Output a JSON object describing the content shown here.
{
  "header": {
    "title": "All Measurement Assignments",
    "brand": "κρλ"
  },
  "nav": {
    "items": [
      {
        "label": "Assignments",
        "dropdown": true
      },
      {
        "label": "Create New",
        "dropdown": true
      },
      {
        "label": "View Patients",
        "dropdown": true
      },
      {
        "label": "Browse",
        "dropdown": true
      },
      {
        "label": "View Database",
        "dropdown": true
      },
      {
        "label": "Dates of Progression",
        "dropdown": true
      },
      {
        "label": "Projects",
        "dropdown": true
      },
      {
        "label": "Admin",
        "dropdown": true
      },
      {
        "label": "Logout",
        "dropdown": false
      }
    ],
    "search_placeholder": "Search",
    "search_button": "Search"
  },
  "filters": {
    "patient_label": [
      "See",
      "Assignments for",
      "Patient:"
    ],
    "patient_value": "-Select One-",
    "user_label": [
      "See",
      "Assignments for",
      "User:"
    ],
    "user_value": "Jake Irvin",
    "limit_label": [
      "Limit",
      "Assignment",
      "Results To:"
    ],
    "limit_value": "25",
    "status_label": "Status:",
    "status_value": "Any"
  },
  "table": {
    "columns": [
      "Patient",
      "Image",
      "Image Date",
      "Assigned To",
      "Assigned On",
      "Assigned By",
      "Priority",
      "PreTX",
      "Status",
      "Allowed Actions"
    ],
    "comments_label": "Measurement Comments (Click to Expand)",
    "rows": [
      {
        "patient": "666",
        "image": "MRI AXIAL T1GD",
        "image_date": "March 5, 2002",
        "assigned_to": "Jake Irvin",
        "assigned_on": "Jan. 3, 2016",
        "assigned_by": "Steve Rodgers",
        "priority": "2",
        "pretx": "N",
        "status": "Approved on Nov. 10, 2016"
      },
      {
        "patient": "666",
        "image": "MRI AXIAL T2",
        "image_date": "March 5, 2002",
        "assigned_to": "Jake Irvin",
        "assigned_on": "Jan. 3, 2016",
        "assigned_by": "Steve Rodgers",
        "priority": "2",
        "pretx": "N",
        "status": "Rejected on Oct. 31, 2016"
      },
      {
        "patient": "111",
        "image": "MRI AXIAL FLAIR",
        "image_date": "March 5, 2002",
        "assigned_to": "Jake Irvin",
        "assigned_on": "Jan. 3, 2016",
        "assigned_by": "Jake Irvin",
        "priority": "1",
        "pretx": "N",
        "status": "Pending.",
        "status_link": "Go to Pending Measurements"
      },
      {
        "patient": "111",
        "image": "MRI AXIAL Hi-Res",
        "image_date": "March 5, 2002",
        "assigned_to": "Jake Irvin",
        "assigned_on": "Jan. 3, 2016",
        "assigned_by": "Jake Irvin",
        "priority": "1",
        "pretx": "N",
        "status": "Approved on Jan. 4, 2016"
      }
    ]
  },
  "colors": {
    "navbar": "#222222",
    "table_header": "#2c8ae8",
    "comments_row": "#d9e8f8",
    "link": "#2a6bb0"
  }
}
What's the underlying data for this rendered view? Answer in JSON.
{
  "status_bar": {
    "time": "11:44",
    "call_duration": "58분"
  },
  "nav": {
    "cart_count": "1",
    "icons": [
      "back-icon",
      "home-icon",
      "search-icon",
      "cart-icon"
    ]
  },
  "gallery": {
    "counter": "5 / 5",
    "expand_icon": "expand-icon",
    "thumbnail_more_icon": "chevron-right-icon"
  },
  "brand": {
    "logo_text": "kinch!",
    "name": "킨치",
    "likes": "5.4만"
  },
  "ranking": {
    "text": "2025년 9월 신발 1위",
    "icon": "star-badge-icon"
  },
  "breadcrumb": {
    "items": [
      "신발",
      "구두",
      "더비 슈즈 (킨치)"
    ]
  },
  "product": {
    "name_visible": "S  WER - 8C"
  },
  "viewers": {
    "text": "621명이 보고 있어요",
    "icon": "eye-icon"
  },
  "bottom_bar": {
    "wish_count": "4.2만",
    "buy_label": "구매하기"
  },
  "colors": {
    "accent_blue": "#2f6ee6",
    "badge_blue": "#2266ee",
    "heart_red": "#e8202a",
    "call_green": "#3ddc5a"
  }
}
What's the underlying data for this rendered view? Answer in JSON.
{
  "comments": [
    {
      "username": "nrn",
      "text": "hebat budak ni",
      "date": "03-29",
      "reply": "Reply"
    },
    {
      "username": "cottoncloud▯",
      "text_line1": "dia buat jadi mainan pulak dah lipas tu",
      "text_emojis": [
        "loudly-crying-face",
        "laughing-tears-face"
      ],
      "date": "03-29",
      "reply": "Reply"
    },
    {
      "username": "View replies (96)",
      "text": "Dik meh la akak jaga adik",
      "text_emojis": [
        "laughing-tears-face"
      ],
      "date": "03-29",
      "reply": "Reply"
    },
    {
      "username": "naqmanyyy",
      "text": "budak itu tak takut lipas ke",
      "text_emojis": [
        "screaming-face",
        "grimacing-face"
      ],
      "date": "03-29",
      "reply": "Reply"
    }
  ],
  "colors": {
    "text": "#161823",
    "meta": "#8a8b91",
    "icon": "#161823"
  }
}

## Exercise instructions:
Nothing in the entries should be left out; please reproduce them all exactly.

## Answer section:
Output a JSON object describing the content shown here.
{
  "header": {
    "title": "All Measurement Assignments",
    "brand": "κρλ"
  },
  "nav": {
    "items": [
      {
        "label": "Assignments",
        "dropdown": true
      },
      {
        "label": "Create New",
        "dropdown": true
      },
      {
        "label": "View Patients",
        "dropdown": true
      },
      {
        "label": "Browse",
        "dropdown": true
      },
      {
        "label": "View Database",
        "dropdown": true
      },
      {
        "label": "Dates of Progression",
        "dropdown": true
      },
      {
        "label": "Projects",
        "dropdown": true
      },
      {
        "label": "Admin",
        "dropdown": true
      },
      {
        "label": "Logout",
        "dropdown": false
      }
    ],
    "search_placeholder": "Search",
    "search_button": "Search"
  },
  "filters": {
    "patient_label": [
      "See",
      "Assignments for",
      "Patient:"
    ],
    "patient_value": "-Select One-",
    "user_label": [
      "See",
      "Assignments for",
      "User:"
    ],
    "user_value": "Jake Irvin",
    "limit_label": [
      "Limit",
      "Assignment",
      "Results To:"
    ],
    "limit_value": "25",
    "status_label": "Status:",
    "status_value": "Any"
  },
  "table": {
    "columns": [
      "Patient",
      "Image",
      "Image Date",
      "Assigned To",
      "Assigned On",
      "Assigned By",
      "Priority",
      "PreTX",
      "Status",
      "Allowed Actions"
    ],
    "comments_label": "Measurement Comments (Click to Expand)",
    "rows": [
      {
        "patient": "666",
        "image": "MRI AXIAL T1GD",
        "image_date": "March 5, 2002",
        "assigned_to": "Jake Irvin",
        "assigned_on": "Jan. 3, 2016",
        "assigned_by": "Steve Rodgers",
        "priority": "2",
        "pretx": "N",
        "status": "Approved on Nov. 10, 2016"
      },
      {
        "patient": "666",
        "image": "MRI AXIAL T2",
        "image_date": "March 5, 2002",
        "assigned_to": "Jake Irvin",
        "assigned_on": "Jan. 3, 2016",
        "assigned_by": "Steve Rodgers",
        "priority": "2",
        "pretx": "N",
        "status": "Rejected on Oct. 31, 2016"
      },
      {
        "patient": "111",
        "image": "MRI AXIAL FLAIR",
        "image_date": "March 5, 2002",
        "assigned_to": "Jake Irvin",
        "assigned_on": "Jan. 3, 2016",
        "assigned_by": "Jake Irvin",
        "priority": "1",
        "pretx": "N",
        "status": "Pending.",
        "status_link": "Go to Pending Measurements"
      },
      {
        "patient": "111",
        "image": "MRI AXIAL Hi-Res",
        "image_date": "March 5, 2002",
        "assigned_to": "Jake Irvin",
        "assigned_on": "Jan. 3, 2016",
        "assigned_by": "Jake Irvin",
        "priority": "1",
        "pretx": "N",
        "status": "Approved on Jan. 4, 2016"
      }
    ]
  },
  "colors": {
    "navbar": "#222222",
    "table_header": "#2c8ae8",
    "comments_row": "#d9e8f8",
    "link": "#2a6bb0"
  }
}
What's the underlying data for this rendered view? Answer in JSON.
{
  "status_bar": {
    "time": "11:44",
    "call_duration": "58분"
  },
  "nav": {
    "cart_count": "1",
    "icons": [
      "back-icon",
      "home-icon",
      "search-icon",
      "cart-icon"
    ]
  },
  "gallery": {
    "counter": "5 / 5",
    "expand_icon": "expand-icon",
    "thumbnail_more_icon": "chevron-right-icon"
  },
  "brand": {
    "logo_text": "kinch!",
    "name": "킨치",
    "likes": "5.4만"
  },
  "ranking": {
    "text": "2025년 9월 신발 1위",
    "icon": "star-badge-icon"
  },
  "breadcrumb": {
    "items": [
      "신발",
      "구두",
      "더비 슈즈 (킨치)"
    ]
  },
  "product": {
    "name_visible": "S  WER - 8C"
  },
  "viewers": {
    "text": "621명이 보고 있어요",
    "icon": "eye-icon"
  },
  "bottom_bar": {
    "wish_count": "4.2만",
    "buy_label": "구매하기"
  },
  "colors": {
    "accent_blue": "#2f6ee6",
    "badge_blue": "#2266ee",
    "heart_red": "#e8202a",
    "call_green": "#3ddc5a"
  }
}
What's the underlying data for this rendered view? Answer in JSON.
{
  "comments": [
    {
      "username": "nrn",
      "text": "hebat budak ni",
      "date": "03-29",
      "reply": "Reply"
    },
    {
      "username": "cottoncloud▯",
      "text_line1": "dia buat jadi mainan pulak dah lipas tu",
      "text_emojis": [
        "loudly-crying-face",
        "laughing-tears-face"
      ],
      "date": "03-29",
      "reply": "Reply"
    },
    {
      "username": "View replies (96)",
      "text": "Dik meh la akak jaga adik",
      "text_emojis": [
        "laughing-tears-face"
      ],
      "date": "03-29",
      "reply": "Reply"
    },
    {
      "username": "naqmanyyy",
      "text": "budak itu tak takut lipas ke",
      "text_emojis": [
        "screaming-face",
        "grimacing-face"
      ],
      "date": "03-29",
      "reply": "Reply"
    }
  ],
  "colors": {
    "text": "#161823",
    "meta": "#8a8b91",
    "icon": "#161823"
  }
}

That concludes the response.